Below we'll explain and illustrate these distinctions further. And we've created a separate article describing all the different kinds of plaid garment. So read on - soon you'll understand plaids better than 99% of most Scots!

History and origins of the word Plaid

Pronounced 'played', and sometimes spelled plaide, the word was first recorded in Scottish Gaelic about 1505-1512 in the sense of 'blanket'. Since then its usage has expanded to include any regular or irregular woven or printed pattern with intersecting bands or stripes running both horizontally and vertically, or any fabric with such a pattern.

Plaid can both be a noun describing the pattern or fabric itself, and a modifier - as in plaid suits, plaid skirts, plaid jackets, or plaid scarves, for example.

Plaid vs tartan vs check - different criss-cross patterns

The word plaid is most commonly used worldwide to describe a crisscross pattern. In North America, plaid and tartan are used more or less interchangeably. Meanwhile in Scotland some checks are recorded by the Scottish Register of Tartans.

The simplest way to disentangle and remember this is that the word plaid can describe almost any criss-cross pattern. Within the broad heading of plaids, tartan fabrics should always have a pattern with a recognised name or history, and are typically irregular. A tartan doesn't have to be formally registered, and someone's personal creation in CLAN Scotweb's online tartan designer is spiritually just as much a tartan. Check fabrics are also plaids but usually (not always) have a regular pattern. Also, while most tartans have multiple shades, checks are typically only two colours. Okay, a check might also have an overcheck of a different shade or some other detail, but you get the idea.

At CLAN Scotweb, we refer to plaid fabrics in a distinct way. We follow Scottish tradition which sees tartan as a pattern with a recognised name, associated with a clan, family, or other community. So plaid is useful as a term to identify all the other tartan-like patterns that have no such association or heritage.

Plaid as a synonym for tartan fabric or material

As well as describing the pattern of coloured lines, the word plaid is also commonly used to mean fabrics made with those patterns. In other words, plaid is both a kind of design that is woven into or printed onto materials, and also the cloth itself that can be turned into clothing or homewares.

In this sense it becomes an abstract noun. So when heading for the fabric store you'd talk about buying "some" plaid, not "a" plaid. But it's the cloth you're ordering, not the pattern. And while on the subject, let's just mention that the CLAN Scotweb fabric finder has by far the world's largest range of plaids, including of course tartans and checks.

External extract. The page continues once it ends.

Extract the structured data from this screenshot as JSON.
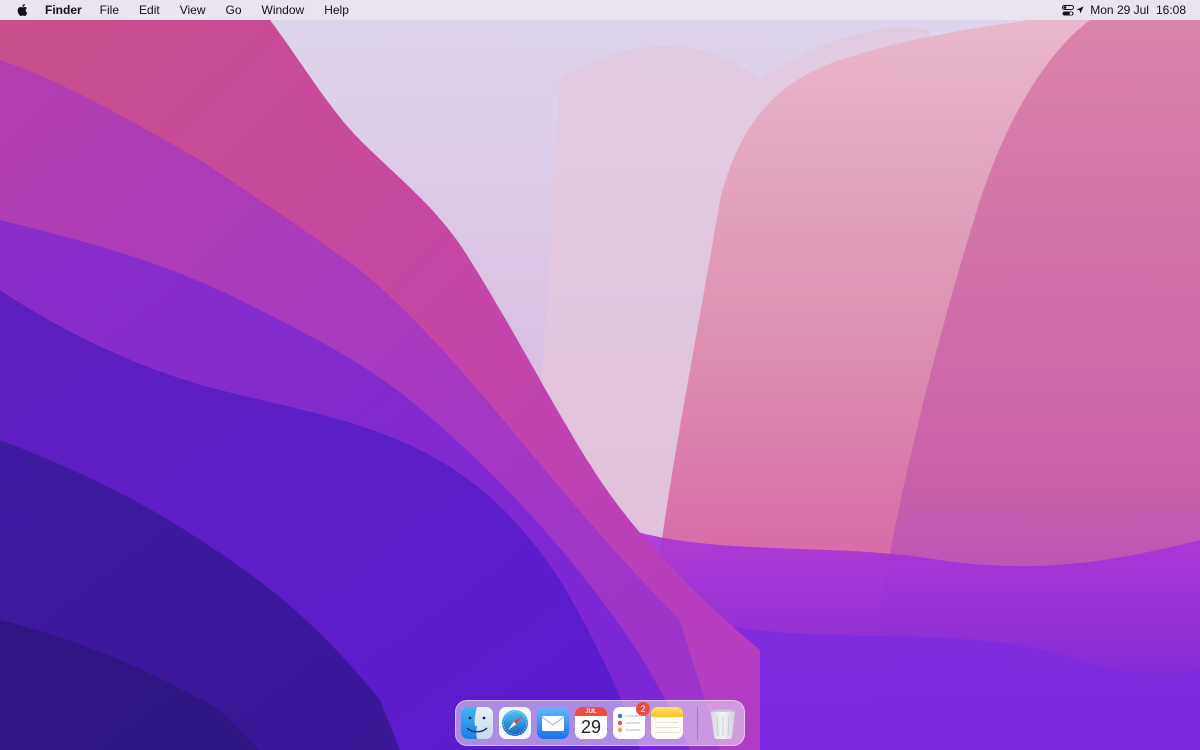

Speaking of tartans, it's a curious fact that the meaning of this word too has shifted over the centuries. The Scottish plaid was traditionally woven from wool or a wool/linen mix, and it's this cloth or material that the word tartan first described. The culture was to weave in stripes of various colours using natural dyes. When done in both directions (on both the warp and weft) it produced a check. Each locality would have had its own favourite designs, even reflecting local plant-life for dyes. And this might be helpful to tell friends apart from foes in battle. That's what became known as tartan. But the formal system associating these tartans with clans came only later still, in the nineteenth century. And that's how we still think about tartan today.

It's a little ironic that the word tartan used to mean a material, but now mostly describes a pattern. But the word plaid originally meant a garment, but now means, oh, all sorts of things! At least now you should be clearer about all the ways the word is used.

Plaid as a garment or blanket

Purled fly plaid

The third meaning of the word plaid, and the primary usage in Scotland, is to describe a garment, usually part of a traditional costume. Examples include

  • the belted plaid
  • the fly plaid
  • the arisaid plaid
  • the shepherd's plaid
  • the piper's plaid and
  • the drummer's plaid.
It needs a full article of its own to explain about various plaid garments and how this traditional Scottish Hlghland cloak or wrap evolved. So you may like to read that one next.